Mr. Jabez Wilson laughed heavily. “Well, I never!” said he. “I thought at first that you had done something clever, but I see that there was nothing in it after all.”

“I begin to think, Watson,” said Holmes, “that I make a mistake in explaining. ‘Omne ignotum pro magnifico,’ you know, and my poor little reputation, such as it is, will suffer shipwreck if I am so candid.

The Latin phrase literally means ‘everything unknown [is regarded as] great/distinguished/splendid.’  The quote is from a speech in Tactitus’ Agricola delivered by the British chieftain Calgacus before the battle of Mons Graupius (though, as always with ancient historians, the whole thing is likelier of the author’s own making.  And, by some opinions, Calgacus himself is an invention as well.)  Below is the Loeb translation and text:

“As often as I survey the causes of this war and our present straits, my heart beats high that this very day and this unity of ours will be the beginning of liberty for all Britain. For you are all here, united, as yet untouched by slavery: there is no other land behind us, and the very sea even is no longer free from alarms, now that the fleet of Rome threatens us. Battle therefore and arms, the strong man’s pride, are also the coward’s best safety. Former battles, which were fought with varying success against Rome, left behind them hopes of help in us, because we, the noblest souls in all Britain, the dwellers in its inner shrine, had never seen any shores of slavery and had preserved our very eyes from the desecration and the contamination of tyranny: here at the world’s end, on its last inch of liberty, we have lived unmolested to this day, defended by our remoteness and obscurity. Now the uttermost parts of Britain lie exposed, and the unknown is ever magnified. But there are no other tribes to come; nothing but sea and cliffs and these more deadly Romans, whose arrogance you cannot escape by obedience and self-restraint. Robbers of the world, now that earth fails their all-devastating hands, they probe even the sea: if their enemy have wealth, they have greed; if he be poor, they are ambitious; East nor West has glutted them; alone of mankind they covet with the same passion want as much as wealth. To plunder, butcher, steal, these things they misname empire: they make a desolation and they call it peace.

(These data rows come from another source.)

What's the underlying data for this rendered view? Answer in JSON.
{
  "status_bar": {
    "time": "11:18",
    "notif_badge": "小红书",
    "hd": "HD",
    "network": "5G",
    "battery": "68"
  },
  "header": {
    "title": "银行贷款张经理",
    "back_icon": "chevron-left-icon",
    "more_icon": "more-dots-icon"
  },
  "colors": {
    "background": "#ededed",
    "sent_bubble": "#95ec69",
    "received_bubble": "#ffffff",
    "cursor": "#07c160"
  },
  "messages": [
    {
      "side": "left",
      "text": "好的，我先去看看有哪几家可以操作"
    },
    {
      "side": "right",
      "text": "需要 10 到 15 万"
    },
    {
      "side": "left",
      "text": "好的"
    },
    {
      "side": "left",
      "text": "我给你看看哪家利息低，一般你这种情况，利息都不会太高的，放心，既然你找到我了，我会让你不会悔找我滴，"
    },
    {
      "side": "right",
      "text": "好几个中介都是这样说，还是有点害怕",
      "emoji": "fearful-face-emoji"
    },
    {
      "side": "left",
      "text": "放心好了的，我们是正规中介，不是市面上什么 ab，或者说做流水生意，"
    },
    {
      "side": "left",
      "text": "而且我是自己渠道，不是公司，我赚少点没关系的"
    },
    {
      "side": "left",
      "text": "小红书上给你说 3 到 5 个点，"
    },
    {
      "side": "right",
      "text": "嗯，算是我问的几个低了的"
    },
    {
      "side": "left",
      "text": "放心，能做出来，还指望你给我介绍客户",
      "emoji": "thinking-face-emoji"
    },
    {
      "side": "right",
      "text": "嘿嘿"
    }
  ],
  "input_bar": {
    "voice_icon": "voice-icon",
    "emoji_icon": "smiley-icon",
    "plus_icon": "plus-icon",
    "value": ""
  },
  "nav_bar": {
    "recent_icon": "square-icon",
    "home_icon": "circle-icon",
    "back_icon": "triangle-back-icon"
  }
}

“Quotiens causas belli et necessitatem nostram intueor, magnus mihi animus est hodiernum diem consensumque vestrum initium libertatis toti Britanniae fore; nam et universi coistis et servitutis expertes, et nullae ultra terrae ac ne mare quidem securum inminente nobis classe Romana. ita proelium atque arma, quae fortibus honesta, eadem etiam ignavis tutissima sunt. priores pugnae, quibus adversus Romanos varia fortuna certatum est, spem ac subsidium in nostris manibus habebant, quia nobilissimi totius Britanniae eoque in ipsis penetralibus siti nec ulla servientium litora aspicientes, oculos quoque a contactu dominationis inviolatos habebamus. nos terrarum ac libertatis extremos recessus ipse ac sinus famae in hunc diem defendit; nunc terminus Britanniae patet, atque omne ignotum pro magnifico est: sed nulla iam ultra gens, nihil nisi fluctus ac saxa, et infestiores Romani, quorum superbiam frustra per obsequium ac modestiam effugias. raptores orbis, postquam cuncta vastantibus defuere terrae, iam mare scrutantur: si locuples hostis est, avari, si pauper, ambitiosi, quos non Oriens, non Occidens satiaverit: soli omnium opes atque inopiam pari adfectu concupiscunt. auferre trucidare rapere falsis nominibus imperium, atque ubi solitudinem faciunt, pacem appellant.

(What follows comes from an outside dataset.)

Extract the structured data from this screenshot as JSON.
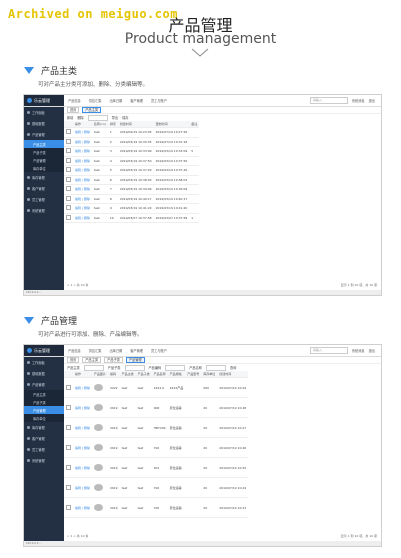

The speech is more famous, especially nowadays, for its early commentary on Roman imperialism – “they make a desolation and they call it peace” (atque ubi solitudinem faciunt, pace appellant).

The fairest day after a bad emperor is the first

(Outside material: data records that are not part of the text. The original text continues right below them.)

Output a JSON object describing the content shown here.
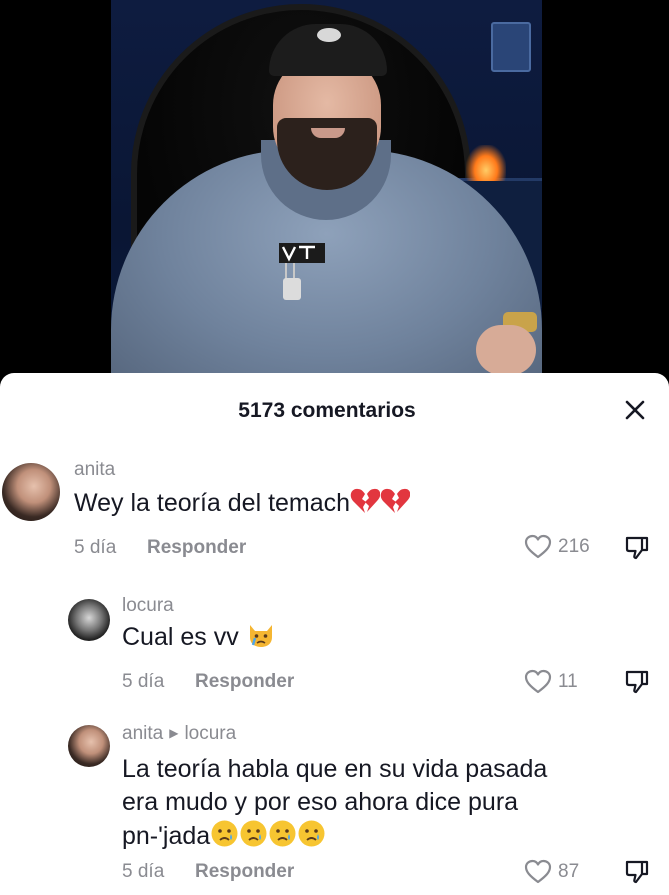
{
  "sheet": {
    "comment_count_label": "5173 comentarios"
  },
  "comments": [
    {
      "username": "anita",
      "text": "Wey la teoría del temach",
      "emojis": [
        "broken-heart",
        "broken-heart"
      ],
      "age": "5 día",
      "reply_label": "Responder",
      "likes": "216"
    },
    {
      "username": "locura",
      "text": "Cual es vv",
      "emojis": [
        "crying-cat"
      ],
      "age": "5 día",
      "reply_label": "Responder",
      "likes": "11"
    },
    {
      "username": "anita",
      "reply_to": "locura",
      "text_line1": "La teoría habla que en su vida pasada",
      "text_line2": "era mudo y por eso ahora dice pura",
      "text_line3": "pn-'jada",
      "emojis": [
        "crying-face",
        "crying-face",
        "crying-face",
        "crying-face"
      ],
      "age": "5 día",
      "reply_label": "Responder",
      "likes": "87"
    }
  ],
  "colors": {
    "text_primary": "#161823",
    "text_secondary": "#8a8b91",
    "sheet_bg": "#ffffff",
    "page_bg": "#000000"
  }
}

From Tacitus’ Histories (4.52, text and translation from the Loeb edition by Clifford Moore) – a lesson that loops back to the present, as does much of Tactius.

We are growing weak, fellow-senators, and are no longer that senate which after Nero had been cut down demanded that his informers and tools should be punished according to the custom of our forefathers.  The fairest day after a bad emperor is the first.

Elanguimus, patres conscripti, nec iam ille senatus sumus qui occiso Nerone delatores et ministros more maiorum puniendos flagitabat.  Optimus est post malum principem dies primus.